Writer Emma Lena along with her SCA group

Over spring break, I went to the Great Smokey National Park in Gatlinburg, TN for an internship orientation with 29 other college students. It is hard to describe how amazing this experience was. Founded in 1957, the Student Conservation Association (SCA) is the oldest and longest non-profit service organization in the country. Their mission statement explains that they aim to build new generations of conservation leaders and to inspire lifelong stewardship of the environment.

SCA provides internships, community programs, and conservation corps positions to students of all ages. Everyone is welcome to apply on the SCA’s website. What I did over spring break was a little different, however. SCA partnered with the National Park Service (NPS) to give ethnically diverse college students the opportunity to work in the parks over the summer.

NPS has been part of the U.S Department of the Interior for almost 100 years, but the NPS Academy had its first group of students only last year. NPS Academy has three phases: the orientation, the summer internship, and becoming an ambassador to promote SCA and NPS. This program focuses on bringing together cultural diversity and biodiversity. After orientation, our group leaders decide which park in the United States would be the best fit for us.

Part of the responsibility of the parks is to tell the whole history of the United States – the good, the bad, and the ugly. That cultural aspect is something I personally didn’t know was present in national parks. There are 397 national park units in the United States, ranging from big parks like Yellowstone in Wyoming and Yosemite in California, to smaller places like the Carl Sandburg Home in North Carolina and Adams National Historical Park in Quincy, MA.

We spent one day learning about the history of the people who lived in the Great Smokies before it was made into a national park. The rangers working in that area are just as important as the rangers working on the trails or the campground. We made corn bread in a log cabin using only hot coals to bake it. It was the first time I had ever eaten corn bread made from white corn. I had a lot of firsts this week, including seeing a bear and biking eight miles.

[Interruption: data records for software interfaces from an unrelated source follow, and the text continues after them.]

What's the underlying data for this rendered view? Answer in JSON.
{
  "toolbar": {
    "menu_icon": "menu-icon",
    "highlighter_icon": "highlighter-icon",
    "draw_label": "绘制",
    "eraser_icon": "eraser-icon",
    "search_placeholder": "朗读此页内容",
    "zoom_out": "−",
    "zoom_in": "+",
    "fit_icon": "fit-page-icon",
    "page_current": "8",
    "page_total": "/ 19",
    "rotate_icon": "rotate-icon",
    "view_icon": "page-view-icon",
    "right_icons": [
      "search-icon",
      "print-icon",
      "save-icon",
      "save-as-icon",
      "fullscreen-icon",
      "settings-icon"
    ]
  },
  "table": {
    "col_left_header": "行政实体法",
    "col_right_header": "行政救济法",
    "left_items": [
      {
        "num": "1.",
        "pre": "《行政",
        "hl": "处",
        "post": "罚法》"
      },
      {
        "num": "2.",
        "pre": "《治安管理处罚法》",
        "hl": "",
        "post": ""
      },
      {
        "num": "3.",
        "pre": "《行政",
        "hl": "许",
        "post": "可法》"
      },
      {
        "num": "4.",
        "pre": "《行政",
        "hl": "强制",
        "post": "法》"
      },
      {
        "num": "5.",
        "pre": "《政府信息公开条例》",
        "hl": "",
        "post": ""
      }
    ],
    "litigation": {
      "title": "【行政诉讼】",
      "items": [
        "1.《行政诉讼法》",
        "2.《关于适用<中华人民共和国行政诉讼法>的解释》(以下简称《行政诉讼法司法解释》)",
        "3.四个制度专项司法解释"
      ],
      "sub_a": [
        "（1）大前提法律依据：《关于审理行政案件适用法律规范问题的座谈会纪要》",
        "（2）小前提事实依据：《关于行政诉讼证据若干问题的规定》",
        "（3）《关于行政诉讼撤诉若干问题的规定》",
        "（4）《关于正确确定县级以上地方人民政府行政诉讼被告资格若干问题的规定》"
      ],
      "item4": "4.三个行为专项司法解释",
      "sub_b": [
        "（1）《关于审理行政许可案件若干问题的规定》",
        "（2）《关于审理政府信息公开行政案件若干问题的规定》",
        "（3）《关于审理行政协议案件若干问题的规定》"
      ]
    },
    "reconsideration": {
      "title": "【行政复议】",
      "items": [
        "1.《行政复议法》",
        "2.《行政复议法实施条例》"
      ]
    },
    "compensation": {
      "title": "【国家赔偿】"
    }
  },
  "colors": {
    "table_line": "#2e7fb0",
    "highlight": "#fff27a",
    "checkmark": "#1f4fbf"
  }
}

We spent the week exploring the park and the variety of jobs available there. It was surprising to see the different departments of the park and how much they depend on each other. It is more of a business than most people think. There are people working with trail maintenance, with the fisheries, with search and rescue, in the fire department, in construction and architecture, in information technology, and many other pieces that help the park function.

American Novelist Thomas Wolfe said, “Nature is the one place where miracles not only happen, but happen all the time.” I experienced that this week. I realized not many places can have that effect on you. It is an indescribable feeling that you can only appreciate once you’ve visited a national park. After being there for one whole week, I cannot wait to get back to the Great Smokies or to whichever park I am assigned to for my internship.

For more information about SCA, go to http://www.thesca.org/ or http://www.nps.gov/index.htm for the NPS. If you’d like to know more about my personal experience or how to get involved with SCA now, you can contact me at [email protected].